Exercise directions:
Word for word, restate the entries that follow.

Supplied entries:
::::
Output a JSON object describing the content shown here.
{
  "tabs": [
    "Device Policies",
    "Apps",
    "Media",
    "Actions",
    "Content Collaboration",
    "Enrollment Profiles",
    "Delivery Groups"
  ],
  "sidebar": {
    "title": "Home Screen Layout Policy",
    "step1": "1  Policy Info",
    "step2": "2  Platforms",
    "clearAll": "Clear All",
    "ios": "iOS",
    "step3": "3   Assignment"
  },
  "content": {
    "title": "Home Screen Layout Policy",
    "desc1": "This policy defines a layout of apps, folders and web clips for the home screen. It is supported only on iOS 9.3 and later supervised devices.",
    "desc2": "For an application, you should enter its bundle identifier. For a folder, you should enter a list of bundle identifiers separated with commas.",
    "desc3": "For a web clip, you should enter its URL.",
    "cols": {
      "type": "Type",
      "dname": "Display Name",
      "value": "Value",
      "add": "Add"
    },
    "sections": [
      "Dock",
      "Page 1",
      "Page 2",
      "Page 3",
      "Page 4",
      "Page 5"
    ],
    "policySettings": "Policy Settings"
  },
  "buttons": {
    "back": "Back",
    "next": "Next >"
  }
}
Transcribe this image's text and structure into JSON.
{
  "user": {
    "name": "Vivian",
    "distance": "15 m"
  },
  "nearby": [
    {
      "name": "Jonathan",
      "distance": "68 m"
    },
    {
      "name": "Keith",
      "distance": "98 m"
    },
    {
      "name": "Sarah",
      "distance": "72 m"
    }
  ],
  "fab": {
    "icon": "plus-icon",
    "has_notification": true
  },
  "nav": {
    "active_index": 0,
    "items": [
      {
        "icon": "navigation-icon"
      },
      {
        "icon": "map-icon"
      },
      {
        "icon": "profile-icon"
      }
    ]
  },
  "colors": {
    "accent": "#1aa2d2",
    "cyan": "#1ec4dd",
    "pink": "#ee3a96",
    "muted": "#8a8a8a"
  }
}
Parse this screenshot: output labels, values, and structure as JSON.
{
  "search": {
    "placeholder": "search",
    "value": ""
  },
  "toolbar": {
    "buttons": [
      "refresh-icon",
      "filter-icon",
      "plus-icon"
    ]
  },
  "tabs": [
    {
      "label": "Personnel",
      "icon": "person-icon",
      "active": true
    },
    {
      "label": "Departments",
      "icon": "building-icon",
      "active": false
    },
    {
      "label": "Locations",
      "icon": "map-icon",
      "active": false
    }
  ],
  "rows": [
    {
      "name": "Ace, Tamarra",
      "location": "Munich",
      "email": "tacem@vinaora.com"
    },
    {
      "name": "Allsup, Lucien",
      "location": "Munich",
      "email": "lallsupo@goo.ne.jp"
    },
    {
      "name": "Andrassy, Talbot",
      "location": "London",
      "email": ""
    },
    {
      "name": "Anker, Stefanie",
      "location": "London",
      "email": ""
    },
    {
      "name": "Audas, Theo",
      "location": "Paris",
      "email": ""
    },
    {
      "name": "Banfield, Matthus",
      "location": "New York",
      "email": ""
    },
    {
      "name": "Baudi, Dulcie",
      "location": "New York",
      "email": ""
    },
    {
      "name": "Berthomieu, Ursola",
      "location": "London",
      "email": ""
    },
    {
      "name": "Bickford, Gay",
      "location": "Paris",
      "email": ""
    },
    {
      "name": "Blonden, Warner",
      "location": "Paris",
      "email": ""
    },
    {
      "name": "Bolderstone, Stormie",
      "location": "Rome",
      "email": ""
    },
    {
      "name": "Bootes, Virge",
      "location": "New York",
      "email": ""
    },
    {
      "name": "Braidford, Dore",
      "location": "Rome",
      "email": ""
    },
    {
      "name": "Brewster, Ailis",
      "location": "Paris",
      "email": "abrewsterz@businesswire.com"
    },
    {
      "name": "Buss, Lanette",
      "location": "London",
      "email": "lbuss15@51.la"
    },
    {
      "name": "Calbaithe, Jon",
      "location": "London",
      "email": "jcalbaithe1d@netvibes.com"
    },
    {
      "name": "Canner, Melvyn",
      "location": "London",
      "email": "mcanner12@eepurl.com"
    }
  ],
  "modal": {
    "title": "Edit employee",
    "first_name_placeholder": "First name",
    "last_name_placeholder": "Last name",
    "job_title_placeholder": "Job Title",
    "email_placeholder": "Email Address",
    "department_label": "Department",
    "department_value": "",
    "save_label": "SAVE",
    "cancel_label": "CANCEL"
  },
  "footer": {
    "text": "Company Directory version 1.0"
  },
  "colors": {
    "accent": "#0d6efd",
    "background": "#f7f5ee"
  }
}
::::
Answer to the problem:
Output a JSON object describing the content shown here.
{
  "tabs": [
    "Device Policies",
    "Apps",
    "Media",
    "Actions",
    "Content Collaboration",
    "Enrollment Profiles",
    "Delivery Groups"
  ],
  "sidebar": {
    "title": "Home Screen Layout Policy",
    "step1": "1  Policy Info",
    "step2": "2  Platforms",
    "clearAll": "Clear All",
    "ios": "iOS",
    "step3": "3   Assignment"
  },
  "content": {
    "title": "Home Screen Layout Policy",
    "desc1": "This policy defines a layout of apps, folders and web clips for the home screen. It is supported only on iOS 9.3 and later supervised devices.",
    "desc2": "For an application, you should enter its bundle identifier. For a folder, you should enter a list of bundle identifiers separated with commas.",
    "desc3": "For a web clip, you should enter its URL.",
    "cols": {
      "type": "Type",
      "dname": "Display Name",
      "value": "Value",
      "add": "Add"
    },
    "sections": [
      "Dock",
      "Page 1",
      "Page 2",
      "Page 3",
      "Page 4",
      "Page 5"
    ],
    "policySettings": "Policy Settings"
  },
  "buttons": {
    "back": "Back",
    "next": "Next >"
  }
}
Transcribe this image's text and structure into JSON.
{
  "user": {
    "name": "Vivian",
    "distance": "15 m"
  },
  "nearby": [
    {
      "name": "Jonathan",
      "distance": "68 m"
    },
    {
      "name": "Keith",
      "distance": "98 m"
    },
    {
      "name": "Sarah",
      "distance": "72 m"
    }
  ],
  "fab": {
    "icon": "plus-icon",
    "has_notification": true
  },
  "nav": {
    "active_index": 0,
    "items": [
      {
        "icon": "navigation-icon"
      },
      {
        "icon": "map-icon"
      },
      {
        "icon": "profile-icon"
      }
    ]
  },
  "colors": {
    "accent": "#1aa2d2",
    "cyan": "#1ec4dd",
    "pink": "#ee3a96",
    "muted": "#8a8a8a"
  }
}
Parse this screenshot: output labels, values, and structure as JSON.
{
  "search": {
    "placeholder": "search",
    "value": ""
  },
  "toolbar": {
    "buttons": [
      "refresh-icon",
      "filter-icon",
      "plus-icon"
    ]
  },
  "tabs": [
    {
      "label": "Personnel",
      "icon": "person-icon",
      "active": true
    },
    {
      "label": "Departments",
      "icon": "building-icon",
      "active": false
    },
    {
      "label": "Locations",
      "icon": "map-icon",
      "active": false
    }
  ],
  "rows": [
    {
      "name": "Ace, Tamarra",
      "location": "Munich",
      "email": "tacem@vinaora.com"
    },
    {
      "name": "Allsup, Lucien",
      "location": "Munich",
      "email": "lallsupo@goo.ne.jp"
    },
    {
      "name": "Andrassy, Talbot",
      "location": "London",
      "email": ""
    },
    {
      "name": "Anker, Stefanie",
      "location": "London",
      "email": ""
    },
    {
      "name": "Audas, Theo",
      "location": "Paris",
      "email": ""
    },
    {
      "name": "Banfield, Matthus",
      "location": "New York",
      "email": ""
    },
    {
      "name": "Baudi, Dulcie",
      "location": "New York",
      "email": ""
    },
    {
      "name": "Berthomieu, Ursola",
      "location": "London",
      "email": ""
    },
    {
      "name": "Bickford, Gay",
      "location": "Paris",
      "email": ""
    },
    {
      "name": "Blonden, Warner",
      "location": "Paris",
      "email": ""
    },
    {
      "name": "Bolderstone, Stormie",
      "location": "Rome",
      "email": ""
    },
    {
      "name": "Bootes, Virge",
      "location": "New York",
      "email": ""
    },
    {
      "name": "Braidford, Dore",
      "location": "Rome",
      "email": ""
    },
    {
      "name": "Brewster, Ailis",
      "location": "Paris",
      "email": "abrewsterz@businesswire.com"
    },
    {
      "name": "Buss, Lanette",
      "location": "London",
      "email": "lbuss15@51.la"
    },
    {
      "name": "Calbaithe, Jon",
      "location": "London",
      "email": "jcalbaithe1d@netvibes.com"
    },
    {
      "name": "Canner, Melvyn",
      "location": "London",
      "email": "mcanner12@eepurl.com"
    }
  ],
  "modal": {
    "title": "Edit employee",
    "first_name_placeholder": "First name",
    "last_name_placeholder": "Last name",
    "job_title_placeholder": "Job Title",
    "email_placeholder": "Email Address",
    "department_label": "Department",
    "department_value": "",
    "save_label": "SAVE",
    "cancel_label": "CANCEL"
  },
  "footer": {
    "text": "Company Directory version 1.0"
  },
  "colors": {
    "accent": "#0d6efd",
    "background": "#f7f5ee"
  }
}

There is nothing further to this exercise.